In this JAMA Original Investigation, the researchers studied 19,529 patients with Medicare coverage who initiated first systemic therapy for advanced non–small cell lung cancer (NSCLC) using 1 of 4 regimens of checkpoint inhibitor immunotherapy, cytotoxic chemotherapy, and combined chemoimmunotherapy. The goal? To gauge the uptake and effectiveness of immunotherapy among older patients outside clinical trials.
Although the MYSTIC phase 3 clinical trial examining durvalumab therapy for non–small-cell lung cancer (NSCLC) did not meet its primary end points – overall survival (OS) and progression-free survival (PFS) – it did show a numerically reduced risk for death with durvalumab (Imfinzi) versus chemotherapy in patients with PD-L1 expression on ≥25% of tumor cells.
From the pages of Oncology Times comes the latest approvals, designations, and new indications from the U.S. Food and Drug Administration (FDA) for oncology drugs. Stories include new approvals in multiple myeloma, esophageal or gastroesophageal junction (GEJ) carcinoma, non-small cell lung cancer (NSCLC), anaplastic lymphoma, and more.
Dr. David P. Carbone, Director of the Thoracic Oncology Center at Ohio State University, comments on a study evaluating the efficacy of anti–PD1/PD-L1 monotherapy for patients with NSCLC and active brain metastases: “…the initial hope that PD‑1 inhibitors could be active on brain metastases has not been fully fulfilled, and the aggressive use of stereotactic […]
In addition to reducing pack-years history of smoking, the recommendation calls for annual screening for lung cancer at age 50 years instead of age 55 years, an update of the U.S. Preventive Services Task Force (USPSTF) guidance on lung cancer screening issued 7 years ago.
The findings, recently published in the Journal of Thoracic Oncology, suggested that patients with ALK rearrangements may benefit from prophylactic anticoagulation, and venous thromboembolism risk prediction scores may improve if ALK rearrangement status is incorporated.
The approval of capmatinib and its companion diagnostic is the first of its kind for this specific diagnosis, using next-generation sequencing to perform comprehensive genomic profiling of solid tumors.
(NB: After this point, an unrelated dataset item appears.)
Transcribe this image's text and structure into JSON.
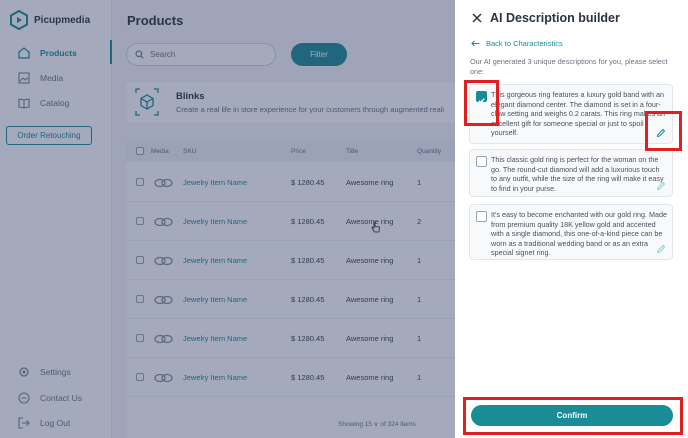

It now has FDA approval for 21 different agents.
According to the results of a single-arm, multicenter phase 2 trial in JAMA Oncology, low-dose erlotinib may be a safe and effective option for frail or elderly patients with EGFR mutation-positive NSCLC.
Longer overall survival and similar safety profile were the endpoints in this NEJM piece, comparing those who received osimertinib with those who received a comparator EGFR-TKI.